RECORD EXCERPTS below:

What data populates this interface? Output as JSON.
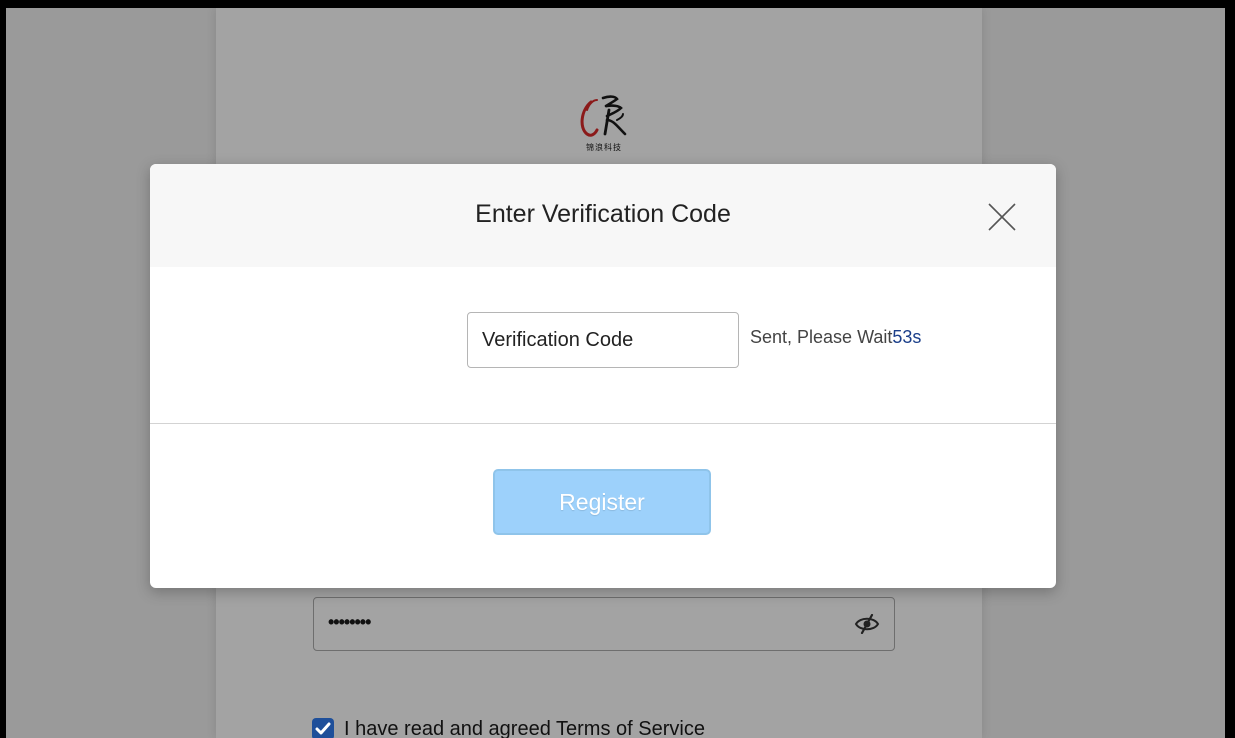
{
  "background_page": {
    "logo": {
      "icon": "brand-logo-icon",
      "caption": "锦浪科技",
      "accent_color": "#8b1a1a"
    },
    "password_field": {
      "value": "••••••••",
      "toggle_icon": "eye-slash-icon"
    },
    "terms": {
      "checked": true,
      "label": "I have read and agreed Terms of Service"
    }
  },
  "modal": {
    "title": "Enter Verification Code",
    "close_icon": "close-icon",
    "code_input": {
      "placeholder": "Verification Code",
      "value": ""
    },
    "countdown": {
      "prefix": "Sent, Please Wait",
      "seconds": "53s"
    },
    "register_label": "Register",
    "colors": {
      "register_bg": "#9dd1fb",
      "countdown_accent": "#1b3f8a"
    }
  }
}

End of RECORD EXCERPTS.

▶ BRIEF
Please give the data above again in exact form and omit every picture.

▶ ANSWER SPACE
What data populates this interface? Output as JSON.
{
  "background_page": {
    "logo": {
      "icon": "brand-logo-icon",
      "caption": "锦浪科技",
      "accent_color": "#8b1a1a"
    },
    "password_field": {
      "value": "••••••••",
      "toggle_icon": "eye-slash-icon"
    },
    "terms": {
      "checked": true,
      "label": "I have read and agreed Terms of Service"
    }
  },
  "modal": {
    "title": "Enter Verification Code",
    "close_icon": "close-icon",
    "code_input": {
      "placeholder": "Verification Code",
      "value": ""
    },
    "countdown": {
      "prefix": "Sent, Please Wait",
      "seconds": "53s"
    },
    "register_label": "Register",
    "colors": {
      "register_bg": "#9dd1fb",
      "countdown_accent": "#1b3f8a"
    }
  }
}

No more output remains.